Author picture

Confetti and Stars

Filastrocca Italiana, Italian Nursery Rhyme (translation mine) 

Buon giorno, Febbraio,
Dear February, hello,

che mangi frittelle
you, that eat fritters

che butti nell’aria
and up to the sky

coriandoli e stelle!
confetti and stars you throw!

In my house, Carnevale is serious business. For many years, however, I routinely forgot about it. As a US expat in Italy, Carnevale was always unexpected, and it was only once I had a child that I finally and fully understood its importance and place in Italian culture.  

As an American, I felt that with Halloween, a holiday now happily adopted into the Italian mainstream, I had given my all, and Carnevale never felt like it belonged to me because it simply wasn’t part of my childhood. In fact, it always took me by surprise, and I often found myself scrambling last minute since I hadn’t really factored it into the parenting experience in Italy. Once I was in the thick of it, however, I embraced the ritual and grew to love and look forward to it. 

When Giada was small, February was a very busy social month. It involved intricate costumes, parties, parades, floats, and “confetti and stars” on the streets for weeks, well after Mardi Gras, often past Easter. 

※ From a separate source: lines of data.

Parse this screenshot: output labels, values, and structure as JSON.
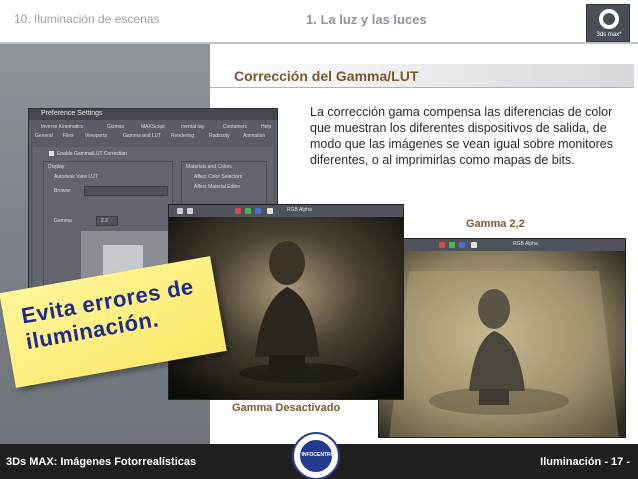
{
  "header": {
    "section_title": "10. Iluminación de escenas",
    "chapter_title": "1. La luz y las luces",
    "logo_text": "3ds max*"
  },
  "heading": "Corrección del Gamma/LUT",
  "body_text": "La corrección gama compensa las diferencias de color que muestran los diferentes  dispositivos de salida, de modo que las imágenes se vean igual sobre monitores diferentes, o al imprimirlas como mapas de bits.",
  "preference_dialog": {
    "title": "Preference Settings",
    "tabs_row1": [
      "Inverse Kinematics",
      "Gizmos",
      "MAXScript",
      "mental ray",
      "Containers",
      "Help"
    ],
    "tabs_row2": [
      "General",
      "Files",
      "Viewports",
      "Gamma and LUT",
      "Rendering",
      "Radiosity",
      "Animation"
    ],
    "enable_label": "Enable Gamma/LUT Correction",
    "display_label": "Display",
    "autodesk_lut": "Autodesk View LUT",
    "browse_label": "Browse",
    "gamma_label": "Gamma",
    "gamma_value": "2.2",
    "materials_label": "Materials and Colors",
    "affect_color_selectors": "Affect Color Selectors",
    "affect_material_editor": "Affect Material Editor"
  },
  "render_toolbar": {
    "channel_label": "RGB Alpha"
  },
  "sticky_note": {
    "line1": "Evita errores de",
    "line2": "iluminación."
  },
  "captions": {
    "right": "Gamma 2,2",
    "bottom": "Gamma Desactivado"
  },
  "footer": {
    "left": "3Ds MAX: Imágenes Fotorrealísticas",
    "right": "Iluminación  - 17 -",
    "badge_text": "INFOCENTRO"
  }
}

Much more than a tradition, each year Carnevale becomes an integral part of the lives of Italians: it impacts the way they eat, socialize, celebrate, observe their faith, and present or masquerade themselves. It epitomizes the spectacle of Italian culture and Italian culture as spectacle. 

It is also very much about the food, especially the scrumptious confections that abound in pasticcerie, forni, and people’s homes (mine included). I don’t have a sweet tooth, but my partner does, and he also hails from the Veneto where Carnevale is so important that the schools close for two days in observance of the holiday. 

There are far too many incredible places in Italy to experience Carnevale and its magic to list here, so I’ll narrow in on one aspect of just one place and take you on a virtual tasting to Venice, whose Carnevale is among the most famous in the world. 

When you have a chance, do check out Italy’s many Carnevale traditions and locales. You can already understand the diversity and richness of the country’s Carnival culture by looking at the many names for the same sweet fried pastry dough you find across the country during the month of February: frappe, cenci, bugie, frappole, frittole, and crostoli

Here is Chef Luca’s family recipe for galani, as they are called in Venice and the Veneto. 

I Galani di Nonna Bruna


2 eggs, large and fresh

Sugar, half the weight of the eggs

Butter, same weight as the sugar, softened

Half a cup of moscato wine

Flour, a occhio (see below)

Mix eggs in a bowl, add the sugar, butter, and then the wine. Add the flour, a little at a time, and mix until smooth (it should resemble tagliatelle dough). Knead dough until it is shiny and bouncy.

Cover the dough with a clean dish towel and let it rest at room temperature for at least a half an hour.

Roll it out into very thin, 2-3 mm thick, 4×10 cm rectangles with a dough or pasta wheel.

Fry at 160-70 °C in sunflower or peanut oil until golden brown.

Lay out on parchment paper to absorb excess oil.  Once cool, dust with powdered sugar.

Share this post